[App and web page records]
::::::::

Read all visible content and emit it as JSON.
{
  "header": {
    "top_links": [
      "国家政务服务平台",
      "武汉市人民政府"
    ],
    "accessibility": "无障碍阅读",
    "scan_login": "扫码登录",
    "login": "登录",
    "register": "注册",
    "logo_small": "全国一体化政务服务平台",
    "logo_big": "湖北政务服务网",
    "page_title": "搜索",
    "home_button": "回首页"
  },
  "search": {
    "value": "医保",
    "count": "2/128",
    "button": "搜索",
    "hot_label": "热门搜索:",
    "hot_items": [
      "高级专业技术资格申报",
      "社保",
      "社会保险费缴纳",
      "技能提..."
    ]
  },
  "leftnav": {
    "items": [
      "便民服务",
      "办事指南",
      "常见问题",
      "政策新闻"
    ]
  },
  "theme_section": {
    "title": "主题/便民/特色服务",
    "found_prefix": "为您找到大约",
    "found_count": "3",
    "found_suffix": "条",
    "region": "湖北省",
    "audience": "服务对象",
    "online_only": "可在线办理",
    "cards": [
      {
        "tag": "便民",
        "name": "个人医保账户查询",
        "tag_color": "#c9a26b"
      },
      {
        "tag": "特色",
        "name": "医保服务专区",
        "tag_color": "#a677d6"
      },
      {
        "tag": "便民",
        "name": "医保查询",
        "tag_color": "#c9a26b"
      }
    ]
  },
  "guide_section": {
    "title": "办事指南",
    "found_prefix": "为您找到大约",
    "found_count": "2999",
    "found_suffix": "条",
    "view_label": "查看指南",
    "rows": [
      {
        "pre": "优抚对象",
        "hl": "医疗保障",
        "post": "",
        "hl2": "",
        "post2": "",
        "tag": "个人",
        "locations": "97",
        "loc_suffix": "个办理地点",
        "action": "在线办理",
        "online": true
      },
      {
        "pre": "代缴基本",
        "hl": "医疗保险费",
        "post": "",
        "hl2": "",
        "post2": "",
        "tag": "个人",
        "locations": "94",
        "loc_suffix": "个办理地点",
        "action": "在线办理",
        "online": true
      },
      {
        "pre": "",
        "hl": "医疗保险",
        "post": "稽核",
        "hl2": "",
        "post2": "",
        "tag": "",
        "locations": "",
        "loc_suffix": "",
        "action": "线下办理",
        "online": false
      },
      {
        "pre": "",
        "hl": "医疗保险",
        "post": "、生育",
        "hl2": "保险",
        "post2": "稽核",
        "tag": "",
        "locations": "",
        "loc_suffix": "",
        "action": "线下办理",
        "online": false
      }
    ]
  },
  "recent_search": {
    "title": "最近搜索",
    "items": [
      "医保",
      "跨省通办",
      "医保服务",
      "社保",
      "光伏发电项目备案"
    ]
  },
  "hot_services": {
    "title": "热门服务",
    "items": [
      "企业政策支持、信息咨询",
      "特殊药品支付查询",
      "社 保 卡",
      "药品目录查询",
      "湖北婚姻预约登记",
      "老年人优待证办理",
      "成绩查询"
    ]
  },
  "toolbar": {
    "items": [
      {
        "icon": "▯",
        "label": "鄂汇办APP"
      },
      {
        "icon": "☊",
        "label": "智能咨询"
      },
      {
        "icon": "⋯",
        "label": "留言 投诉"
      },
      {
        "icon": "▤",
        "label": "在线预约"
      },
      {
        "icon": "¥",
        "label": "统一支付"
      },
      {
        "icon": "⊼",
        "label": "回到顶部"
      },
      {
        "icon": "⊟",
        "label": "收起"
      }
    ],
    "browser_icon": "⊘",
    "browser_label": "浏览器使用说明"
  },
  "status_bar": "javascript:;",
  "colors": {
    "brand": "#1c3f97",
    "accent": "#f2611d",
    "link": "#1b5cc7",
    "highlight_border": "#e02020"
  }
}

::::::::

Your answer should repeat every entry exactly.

Read all visible content and emit it as JSON.
{
  "header": {
    "top_links": [
      "国家政务服务平台",
      "武汉市人民政府"
    ],
    "accessibility": "无障碍阅读",
    "scan_login": "扫码登录",
    "login": "登录",
    "register": "注册",
    "logo_small": "全国一体化政务服务平台",
    "logo_big": "湖北政务服务网",
    "page_title": "搜索",
    "home_button": "回首页"
  },
  "search": {
    "value": "医保",
    "count": "2/128",
    "button": "搜索",
    "hot_label": "热门搜索:",
    "hot_items": [
      "高级专业技术资格申报",
      "社保",
      "社会保险费缴纳",
      "技能提..."
    ]
  },
  "leftnav": {
    "items": [
      "便民服务",
      "办事指南",
      "常见问题",
      "政策新闻"
    ]
  },
  "theme_section": {
    "title": "主题/便民/特色服务",
    "found_prefix": "为您找到大约",
    "found_count": "3",
    "found_suffix": "条",
    "region": "湖北省",
    "audience": "服务对象",
    "online_only": "可在线办理",
    "cards": [
      {
        "tag": "便民",
        "name": "个人医保账户查询",
        "tag_color": "#c9a26b"
      },
      {
        "tag": "特色",
        "name": "医保服务专区",
        "tag_color": "#a677d6"
      },
      {
        "tag": "便民",
        "name": "医保查询",
        "tag_color": "#c9a26b"
      }
    ]
  },
  "guide_section": {
    "title": "办事指南",
    "found_prefix": "为您找到大约",
    "found_count": "2999",
    "found_suffix": "条",
    "view_label": "查看指南",
    "rows": [
      {
        "pre": "优抚对象",
        "hl": "医疗保障",
        "post": "",
        "hl2": "",
        "post2": "",
        "tag": "个人",
        "locations": "97",
        "loc_suffix": "个办理地点",
        "action": "在线办理",
        "online": true
      },
      {
        "pre": "代缴基本",
        "hl": "医疗保险费",
        "post": "",
        "hl2": "",
        "post2": "",
        "tag": "个人",
        "locations": "94",
        "loc_suffix": "个办理地点",
        "action": "在线办理",
        "online": true
      },
      {
        "pre": "",
        "hl": "医疗保险",
        "post": "稽核",
        "hl2": "",
        "post2": "",
        "tag": "",
        "locations": "",
        "loc_suffix": "",
        "action": "线下办理",
        "online": false
      },
      {
        "pre": "",
        "hl": "医疗保险",
        "post": "、生育",
        "hl2": "保险",
        "post2": "稽核",
        "tag": "",
        "locations": "",
        "loc_suffix": "",
        "action": "线下办理",
        "online": false
      }
    ]
  },
  "recent_search": {
    "title": "最近搜索",
    "items": [
      "医保",
      "跨省通办",
      "医保服务",
      "社保",
      "光伏发电项目备案"
    ]
  },
  "hot_services": {
    "title": "热门服务",
    "items": [
      "企业政策支持、信息咨询",
      "特殊药品支付查询",
      "社 保 卡",
      "药品目录查询",
      "湖北婚姻预约登记",
      "老年人优待证办理",
      "成绩查询"
    ]
  },
  "toolbar": {
    "items": [
      {
        "icon": "▯",
        "label": "鄂汇办APP"
      },
      {
        "icon": "☊",
        "label": "智能咨询"
      },
      {
        "icon": "⋯",
        "label": "留言 投诉"
      },
      {
        "icon": "▤",
        "label": "在线预约"
      },
      {
        "icon": "¥",
        "label": "统一支付"
      },
      {
        "icon": "⊼",
        "label": "回到顶部"
      },
      {
        "icon": "⊟",
        "label": "收起"
      }
    ],
    "browser_icon": "⊘",
    "browser_label": "浏览器使用说明"
  },
  "status_bar": "javascript:;",
  "colors": {
    "brand": "#1c3f97",
    "accent": "#f2611d",
    "link": "#1b5cc7",
    "highlight_border": "#e02020"
  }
}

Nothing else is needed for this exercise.